(App and web page records)

* * *

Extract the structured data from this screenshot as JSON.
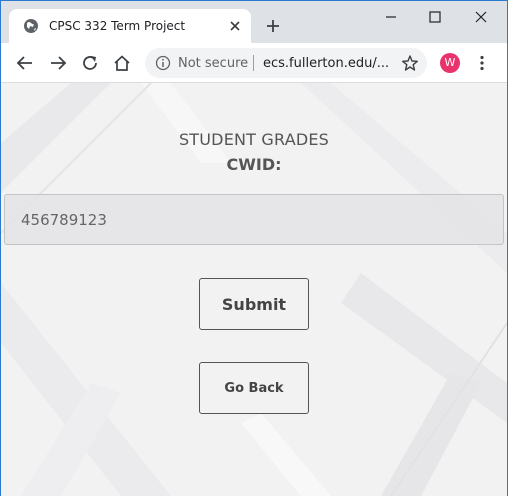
{
  "browser": {
    "tab_title": "CPSC 332 Term Project",
    "security_label": "Not secure",
    "url_text": "ecs.fullerton.edu/...",
    "profile_initial": "W",
    "profile_color": "#e8336d",
    "accent_border": "#2b79d0"
  },
  "icons": {
    "favicon": "globe-icon",
    "tab_close": "close-icon",
    "new_tab": "plus-icon",
    "back": "arrow-left-icon",
    "forward": "arrow-right-icon",
    "reload": "reload-icon",
    "home": "home-icon",
    "info": "info-icon",
    "bookmark": "star-icon",
    "menu": "kebab-menu-icon"
  },
  "page": {
    "heading": "STUDENT GRADES",
    "cwid_label": "CWID:",
    "cwid_value": "456789123",
    "submit_label": "Submit",
    "go_back_label": "Go Back"
  }
}
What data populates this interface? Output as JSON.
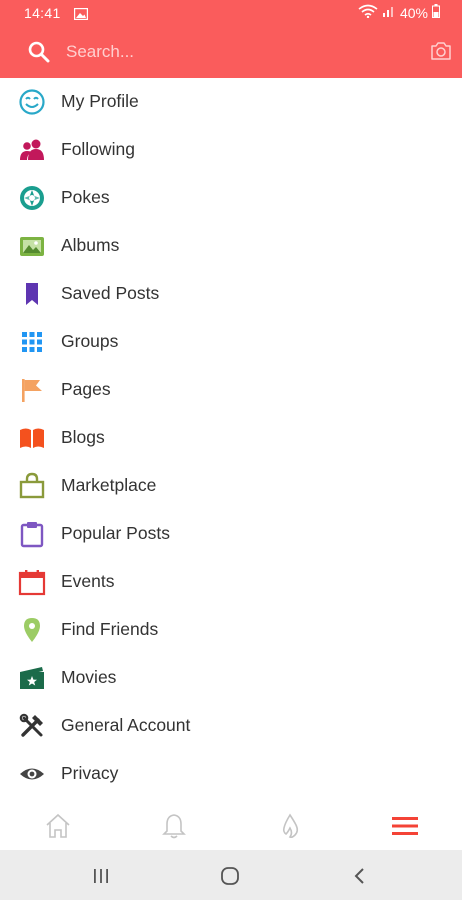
{
  "status_bar": {
    "time": "14:41",
    "battery": "40%",
    "icons": [
      "gallery-icon",
      "wifi-icon",
      "signal-icon",
      "battery-icon"
    ]
  },
  "search": {
    "placeholder": "Search...",
    "icons": [
      "search-icon",
      "camera-icon"
    ]
  },
  "menu": {
    "items": [
      {
        "label": "My Profile",
        "icon": "smiley-icon",
        "color": "#29a8c8"
      },
      {
        "label": "Following",
        "icon": "people-icon",
        "color": "#c2185b"
      },
      {
        "label": "Pokes",
        "icon": "aperture-icon",
        "color": "#1a9e8f"
      },
      {
        "label": "Albums",
        "icon": "image-icon",
        "color": "#7cb342"
      },
      {
        "label": "Saved Posts",
        "icon": "bookmark-icon",
        "color": "#5e35b1"
      },
      {
        "label": "Groups",
        "icon": "grid-icon",
        "color": "#2196f3"
      },
      {
        "label": "Pages",
        "icon": "flag-icon",
        "color": "#f4a261"
      },
      {
        "label": "Blogs",
        "icon": "book-icon",
        "color": "#f4511e"
      },
      {
        "label": "Marketplace",
        "icon": "bag-icon",
        "color": "#8a9a3b"
      },
      {
        "label": "Popular Posts",
        "icon": "clipboard-icon",
        "color": "#7e57c2"
      },
      {
        "label": "Events",
        "icon": "calendar-icon",
        "color": "#e53935"
      },
      {
        "label": "Find Friends",
        "icon": "location-pin-icon",
        "color": "#9ccc65"
      },
      {
        "label": "Movies",
        "icon": "film-icon",
        "color": "#1b6b4a"
      },
      {
        "label": "General Account",
        "icon": "tools-icon",
        "color": "#333333"
      },
      {
        "label": "Privacy",
        "icon": "eye-icon",
        "color": "#444444"
      }
    ]
  },
  "bottom_nav": {
    "items": [
      "home-icon",
      "bell-icon",
      "flame-icon",
      "menu-icon"
    ],
    "active": "menu-icon",
    "active_color": "#f44336"
  },
  "system_nav": {
    "items": [
      "recents-icon",
      "home-circle-icon",
      "back-icon"
    ]
  },
  "colors": {
    "header": "#fa5c5c",
    "text": "#333333"
  }
}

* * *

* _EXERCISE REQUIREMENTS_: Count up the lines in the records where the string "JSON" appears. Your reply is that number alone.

* _EXERCISE RESULT_: 2